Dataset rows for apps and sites
++++++++++++++++++++

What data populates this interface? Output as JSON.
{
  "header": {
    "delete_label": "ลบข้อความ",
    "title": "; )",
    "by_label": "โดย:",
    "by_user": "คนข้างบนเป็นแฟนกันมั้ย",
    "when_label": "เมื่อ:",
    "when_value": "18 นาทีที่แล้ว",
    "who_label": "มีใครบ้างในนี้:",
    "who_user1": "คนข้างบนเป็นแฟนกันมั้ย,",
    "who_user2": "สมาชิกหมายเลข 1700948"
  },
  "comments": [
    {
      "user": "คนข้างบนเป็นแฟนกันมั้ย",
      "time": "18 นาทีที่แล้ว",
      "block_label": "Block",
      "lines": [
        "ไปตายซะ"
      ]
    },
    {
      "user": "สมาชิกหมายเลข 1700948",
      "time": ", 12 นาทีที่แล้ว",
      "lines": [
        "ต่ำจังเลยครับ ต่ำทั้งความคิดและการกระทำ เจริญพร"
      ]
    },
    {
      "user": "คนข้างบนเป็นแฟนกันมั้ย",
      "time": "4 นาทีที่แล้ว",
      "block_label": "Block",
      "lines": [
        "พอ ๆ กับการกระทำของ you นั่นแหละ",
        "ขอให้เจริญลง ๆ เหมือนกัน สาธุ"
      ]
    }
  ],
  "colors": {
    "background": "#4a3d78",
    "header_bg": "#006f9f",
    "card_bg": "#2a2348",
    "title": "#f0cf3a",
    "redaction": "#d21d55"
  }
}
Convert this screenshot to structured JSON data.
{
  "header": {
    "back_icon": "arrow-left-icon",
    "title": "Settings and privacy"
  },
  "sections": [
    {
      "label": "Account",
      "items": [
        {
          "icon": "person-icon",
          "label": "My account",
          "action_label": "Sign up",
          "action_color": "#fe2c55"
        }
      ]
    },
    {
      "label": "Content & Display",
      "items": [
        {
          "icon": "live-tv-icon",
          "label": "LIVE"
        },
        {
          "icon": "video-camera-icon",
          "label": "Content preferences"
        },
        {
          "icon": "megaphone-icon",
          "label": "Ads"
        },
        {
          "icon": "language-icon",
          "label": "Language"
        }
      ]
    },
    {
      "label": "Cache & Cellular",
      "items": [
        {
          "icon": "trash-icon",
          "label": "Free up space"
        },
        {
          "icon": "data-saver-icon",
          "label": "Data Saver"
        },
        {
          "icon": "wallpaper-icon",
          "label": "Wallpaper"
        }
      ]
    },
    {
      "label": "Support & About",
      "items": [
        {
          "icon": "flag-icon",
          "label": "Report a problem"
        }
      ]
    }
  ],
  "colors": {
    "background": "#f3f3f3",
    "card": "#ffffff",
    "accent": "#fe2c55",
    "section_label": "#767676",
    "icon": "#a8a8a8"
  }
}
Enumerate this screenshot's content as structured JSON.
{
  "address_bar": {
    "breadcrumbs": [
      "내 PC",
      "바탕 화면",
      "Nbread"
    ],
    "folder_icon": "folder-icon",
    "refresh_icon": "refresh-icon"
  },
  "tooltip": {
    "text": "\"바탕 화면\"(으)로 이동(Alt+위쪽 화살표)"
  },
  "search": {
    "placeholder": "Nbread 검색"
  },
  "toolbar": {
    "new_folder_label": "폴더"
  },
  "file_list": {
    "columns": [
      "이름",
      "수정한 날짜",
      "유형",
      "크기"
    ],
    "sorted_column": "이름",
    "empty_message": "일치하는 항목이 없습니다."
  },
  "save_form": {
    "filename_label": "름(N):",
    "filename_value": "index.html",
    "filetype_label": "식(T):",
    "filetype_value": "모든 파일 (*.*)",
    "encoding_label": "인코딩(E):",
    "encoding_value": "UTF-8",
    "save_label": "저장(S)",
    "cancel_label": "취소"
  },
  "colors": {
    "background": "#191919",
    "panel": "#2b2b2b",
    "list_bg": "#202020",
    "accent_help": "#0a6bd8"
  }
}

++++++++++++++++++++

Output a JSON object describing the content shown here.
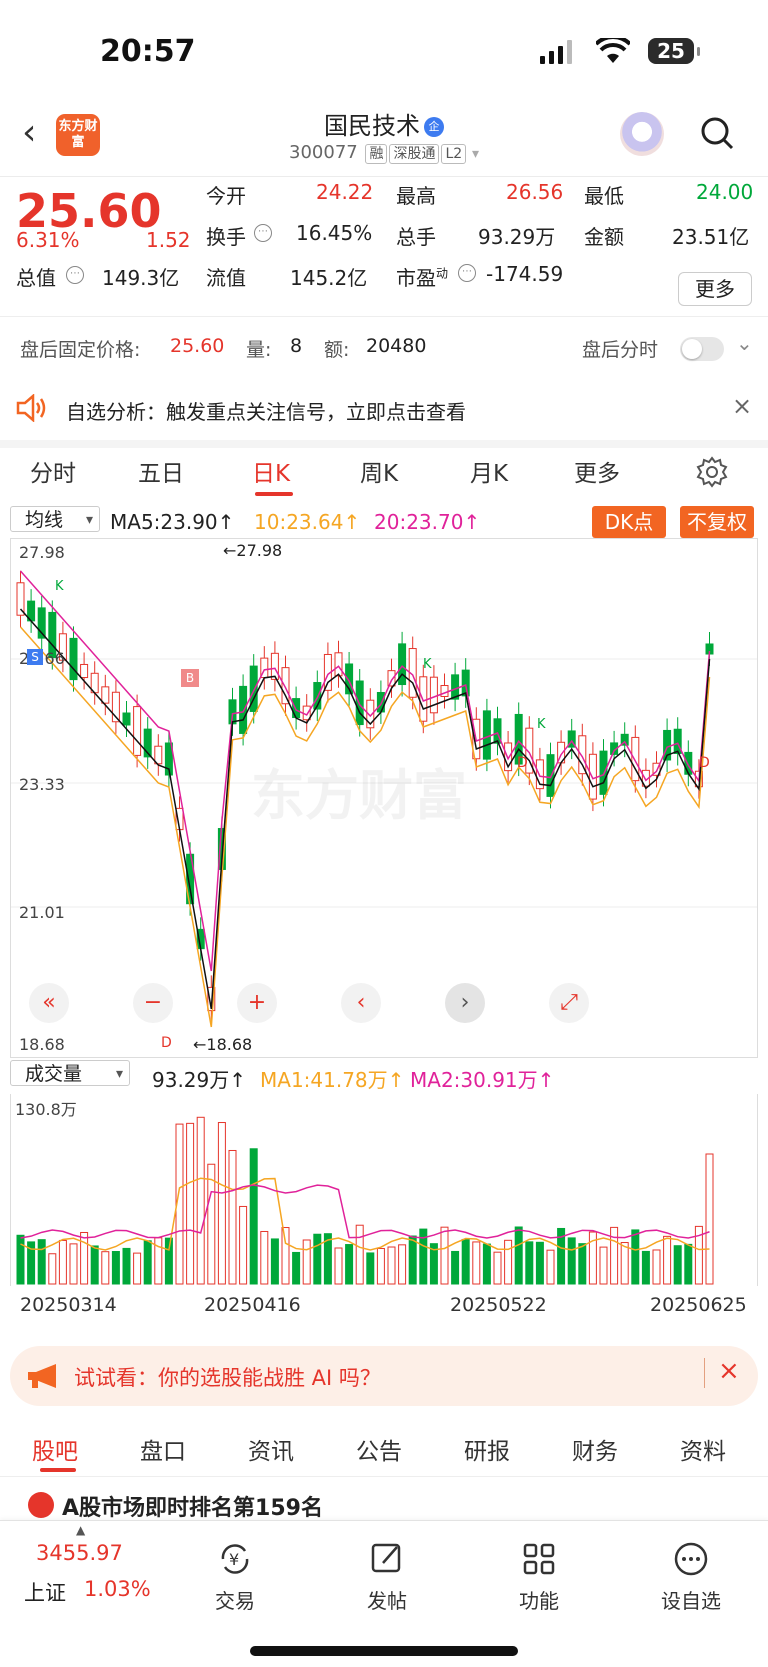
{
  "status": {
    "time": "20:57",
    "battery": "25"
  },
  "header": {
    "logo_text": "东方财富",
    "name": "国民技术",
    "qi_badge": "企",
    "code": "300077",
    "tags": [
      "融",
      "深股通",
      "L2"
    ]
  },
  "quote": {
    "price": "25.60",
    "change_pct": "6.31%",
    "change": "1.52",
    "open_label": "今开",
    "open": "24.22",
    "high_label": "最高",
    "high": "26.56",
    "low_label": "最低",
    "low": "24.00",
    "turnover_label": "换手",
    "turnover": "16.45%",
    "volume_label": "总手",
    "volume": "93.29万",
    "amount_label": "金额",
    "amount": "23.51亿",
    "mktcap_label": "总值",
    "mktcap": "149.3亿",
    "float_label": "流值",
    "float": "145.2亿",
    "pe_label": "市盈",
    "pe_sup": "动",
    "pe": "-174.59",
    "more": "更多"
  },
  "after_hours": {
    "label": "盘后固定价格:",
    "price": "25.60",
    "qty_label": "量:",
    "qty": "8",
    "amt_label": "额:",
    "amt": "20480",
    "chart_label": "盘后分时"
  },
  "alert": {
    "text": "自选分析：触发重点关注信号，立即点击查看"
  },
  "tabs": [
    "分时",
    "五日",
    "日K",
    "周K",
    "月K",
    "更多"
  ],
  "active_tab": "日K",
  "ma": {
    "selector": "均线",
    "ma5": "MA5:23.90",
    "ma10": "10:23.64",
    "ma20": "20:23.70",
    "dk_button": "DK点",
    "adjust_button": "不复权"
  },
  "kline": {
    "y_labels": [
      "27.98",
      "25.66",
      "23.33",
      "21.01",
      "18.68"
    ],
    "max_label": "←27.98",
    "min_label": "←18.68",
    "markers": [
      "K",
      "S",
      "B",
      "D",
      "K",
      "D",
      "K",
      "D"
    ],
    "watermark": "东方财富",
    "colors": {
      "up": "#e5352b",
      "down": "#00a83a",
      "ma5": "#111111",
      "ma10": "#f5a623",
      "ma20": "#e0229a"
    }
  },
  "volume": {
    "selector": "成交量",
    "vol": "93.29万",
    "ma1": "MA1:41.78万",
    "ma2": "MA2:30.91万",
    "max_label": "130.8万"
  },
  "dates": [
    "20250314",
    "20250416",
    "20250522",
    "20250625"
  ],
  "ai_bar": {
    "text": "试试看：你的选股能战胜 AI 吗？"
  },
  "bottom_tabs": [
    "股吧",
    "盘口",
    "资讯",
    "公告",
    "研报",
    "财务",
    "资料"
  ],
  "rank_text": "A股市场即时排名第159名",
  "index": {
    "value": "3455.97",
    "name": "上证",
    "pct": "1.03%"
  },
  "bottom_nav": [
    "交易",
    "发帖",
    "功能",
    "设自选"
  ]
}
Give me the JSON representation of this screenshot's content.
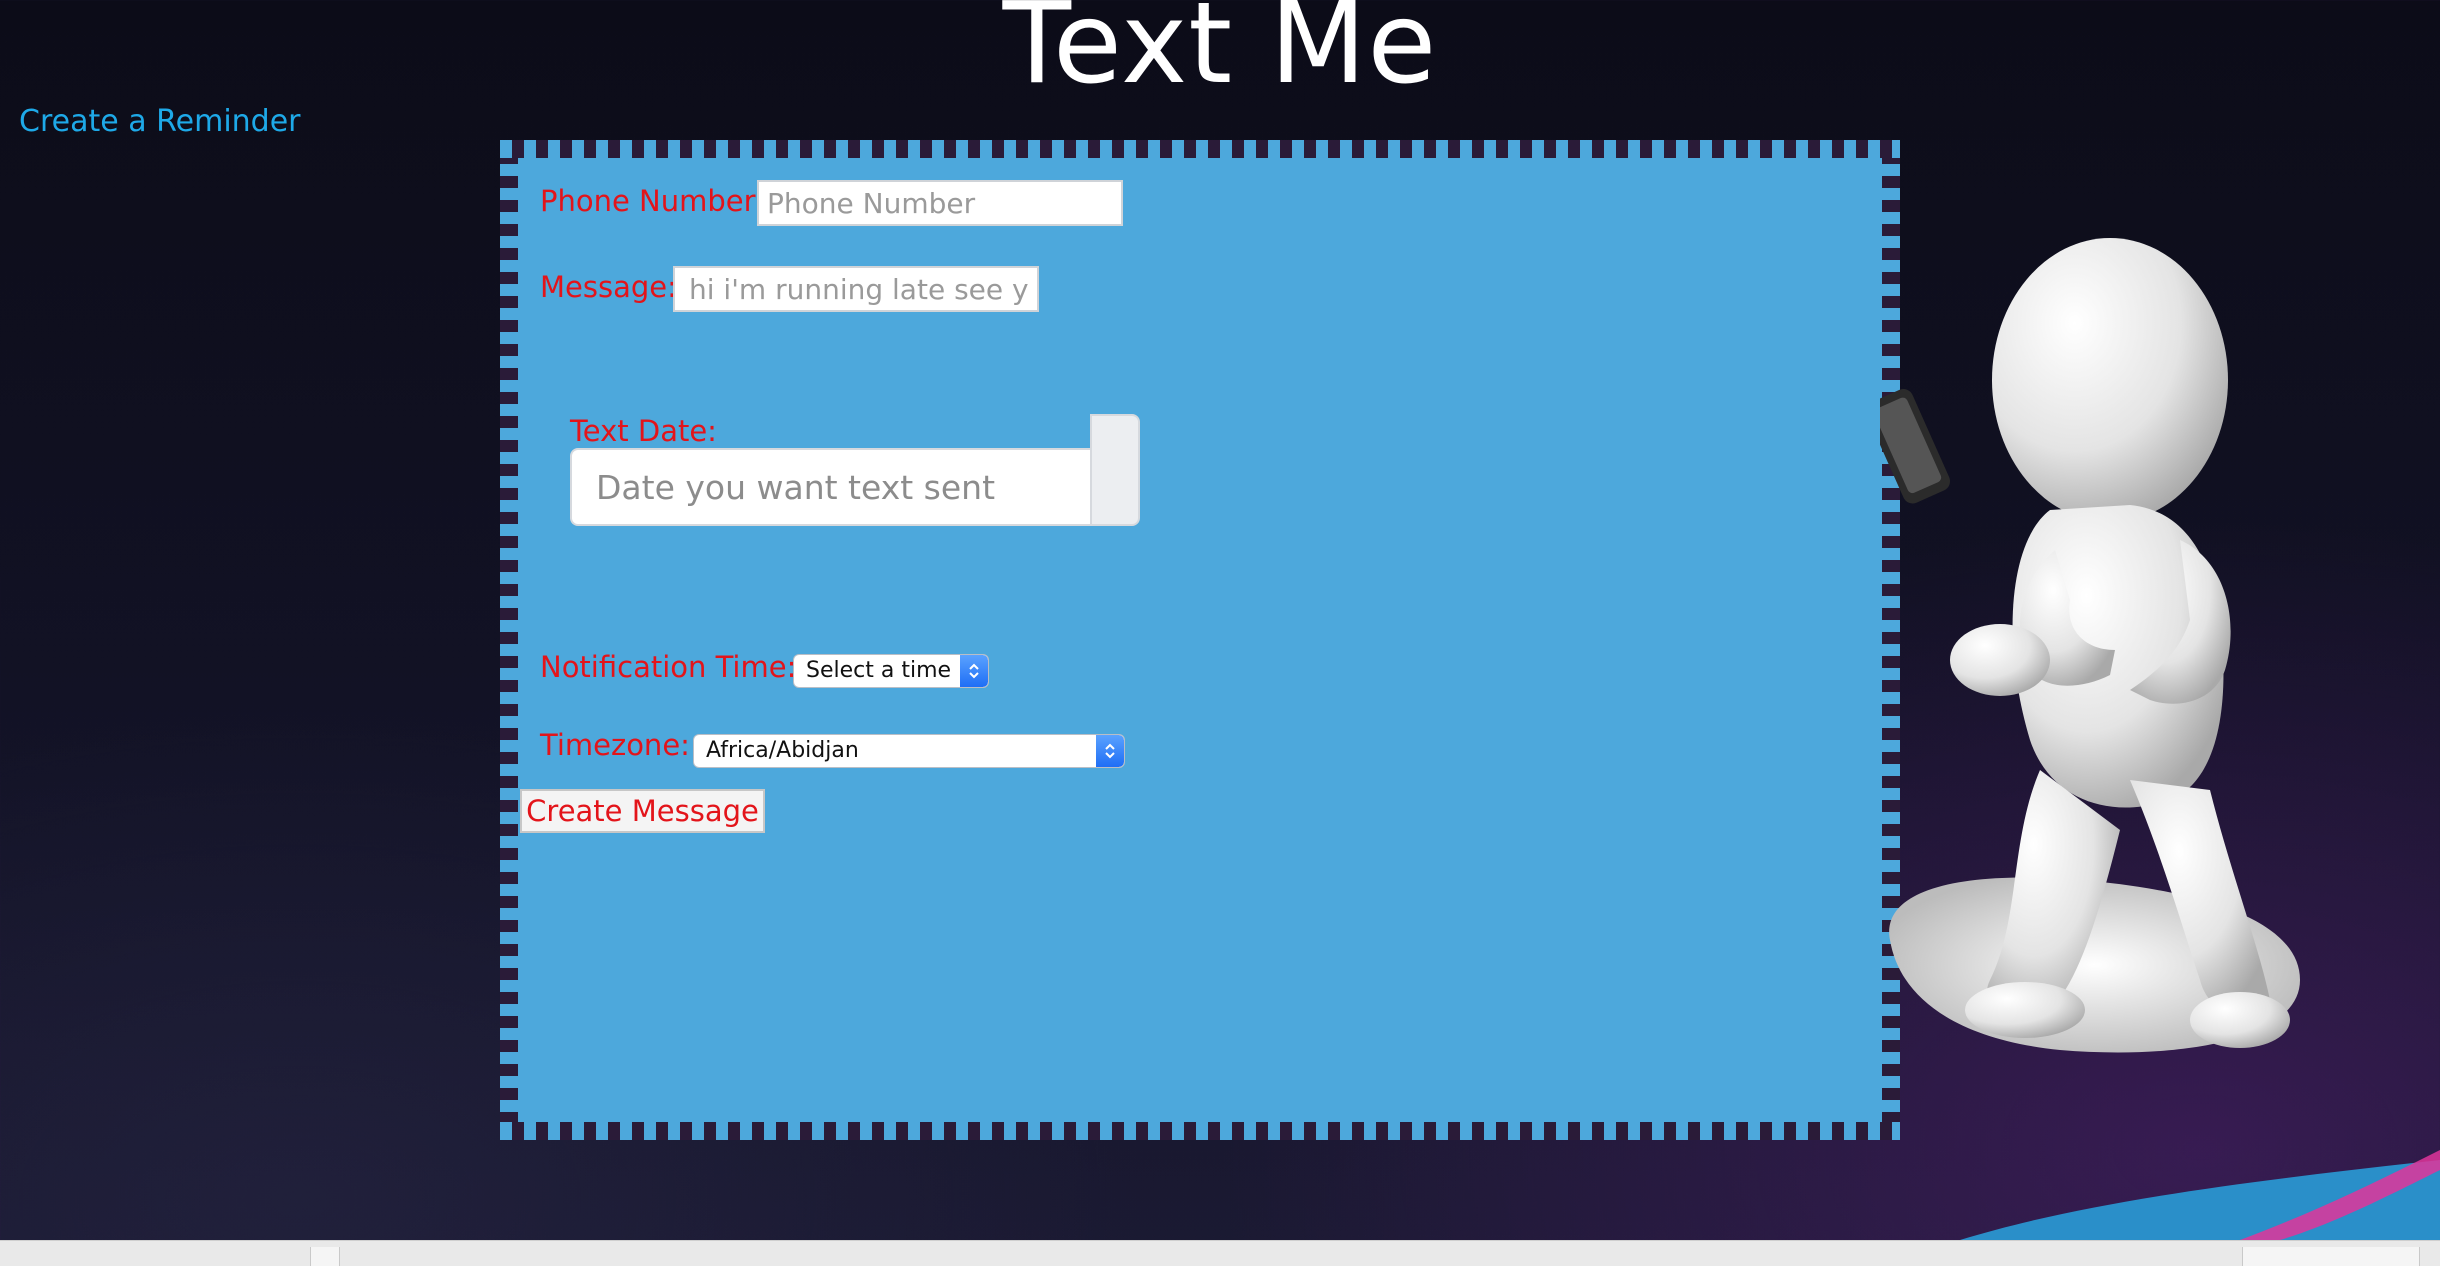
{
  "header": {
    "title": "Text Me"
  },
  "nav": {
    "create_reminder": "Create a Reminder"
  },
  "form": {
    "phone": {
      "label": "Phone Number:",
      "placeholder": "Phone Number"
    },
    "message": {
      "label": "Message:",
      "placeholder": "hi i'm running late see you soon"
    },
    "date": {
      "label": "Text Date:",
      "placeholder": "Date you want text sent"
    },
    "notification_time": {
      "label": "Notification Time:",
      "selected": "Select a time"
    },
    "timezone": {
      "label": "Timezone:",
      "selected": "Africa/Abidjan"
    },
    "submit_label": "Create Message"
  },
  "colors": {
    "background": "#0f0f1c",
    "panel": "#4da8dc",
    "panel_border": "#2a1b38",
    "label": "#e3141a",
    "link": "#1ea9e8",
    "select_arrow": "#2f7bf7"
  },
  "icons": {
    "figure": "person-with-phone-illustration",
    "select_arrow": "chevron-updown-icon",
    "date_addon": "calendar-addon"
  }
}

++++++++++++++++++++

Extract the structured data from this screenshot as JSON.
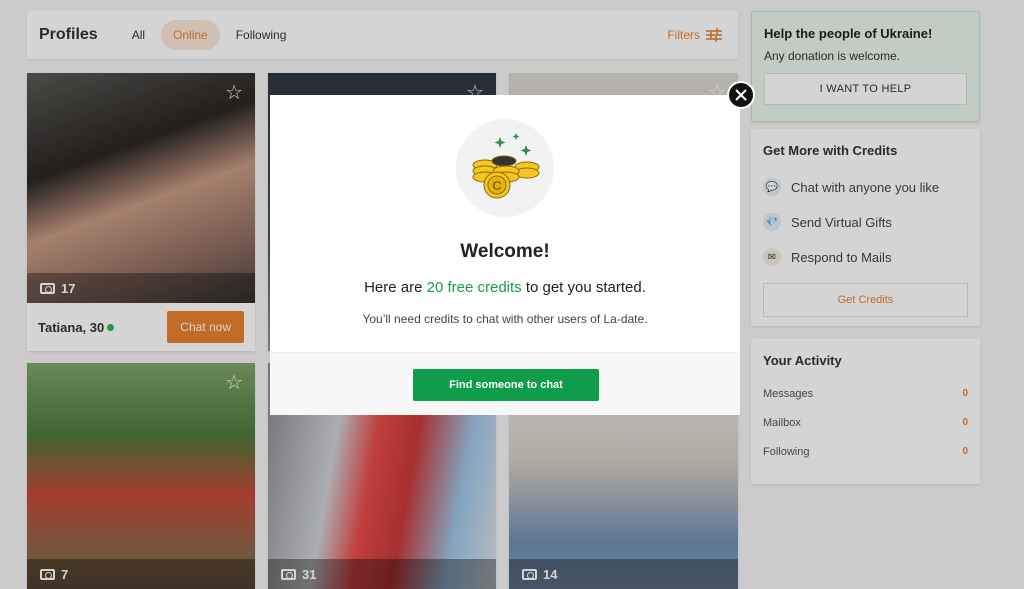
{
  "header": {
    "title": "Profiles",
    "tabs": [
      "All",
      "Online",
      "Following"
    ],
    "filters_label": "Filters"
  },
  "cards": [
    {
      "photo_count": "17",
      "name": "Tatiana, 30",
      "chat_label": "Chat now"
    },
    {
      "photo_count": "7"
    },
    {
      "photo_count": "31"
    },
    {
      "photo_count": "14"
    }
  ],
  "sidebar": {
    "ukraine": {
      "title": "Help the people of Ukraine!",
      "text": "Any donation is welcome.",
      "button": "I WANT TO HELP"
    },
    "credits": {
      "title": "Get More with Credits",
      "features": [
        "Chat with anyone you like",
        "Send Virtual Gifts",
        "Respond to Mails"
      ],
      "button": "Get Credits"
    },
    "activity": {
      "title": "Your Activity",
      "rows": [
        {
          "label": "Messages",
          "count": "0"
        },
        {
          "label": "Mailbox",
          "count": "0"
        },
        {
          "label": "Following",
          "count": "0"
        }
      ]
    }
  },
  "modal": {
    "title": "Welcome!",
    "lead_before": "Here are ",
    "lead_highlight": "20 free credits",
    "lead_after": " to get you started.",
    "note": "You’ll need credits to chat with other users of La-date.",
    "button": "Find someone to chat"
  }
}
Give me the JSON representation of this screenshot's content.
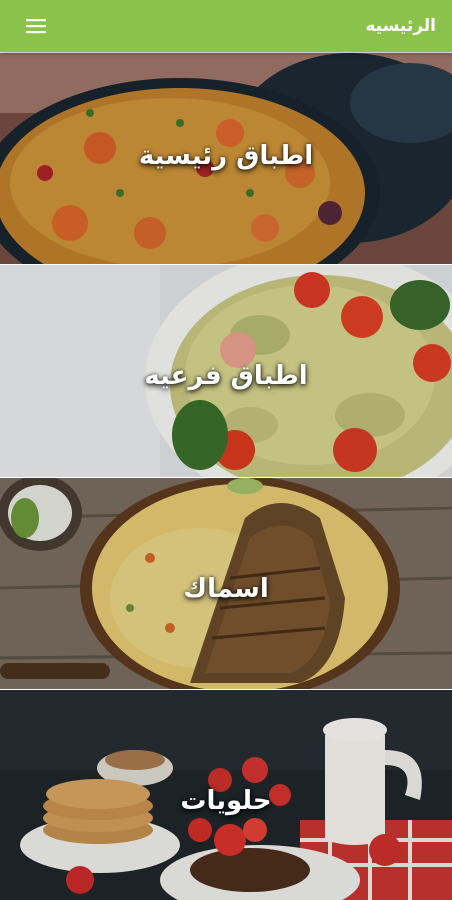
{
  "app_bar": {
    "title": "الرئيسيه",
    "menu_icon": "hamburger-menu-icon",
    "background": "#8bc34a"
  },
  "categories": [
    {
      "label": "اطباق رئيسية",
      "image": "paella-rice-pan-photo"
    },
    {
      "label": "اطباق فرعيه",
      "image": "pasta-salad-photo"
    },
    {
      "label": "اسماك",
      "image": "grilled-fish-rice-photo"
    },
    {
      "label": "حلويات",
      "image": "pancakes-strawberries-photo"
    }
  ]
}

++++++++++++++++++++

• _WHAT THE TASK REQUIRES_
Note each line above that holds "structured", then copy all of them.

• _ANSWER FOR THE TASK_
Convert this screenshot to structured JSON data.
Enumerate this screenshot's content as structured JSON.
Extract the structured data from this screenshot as JSON.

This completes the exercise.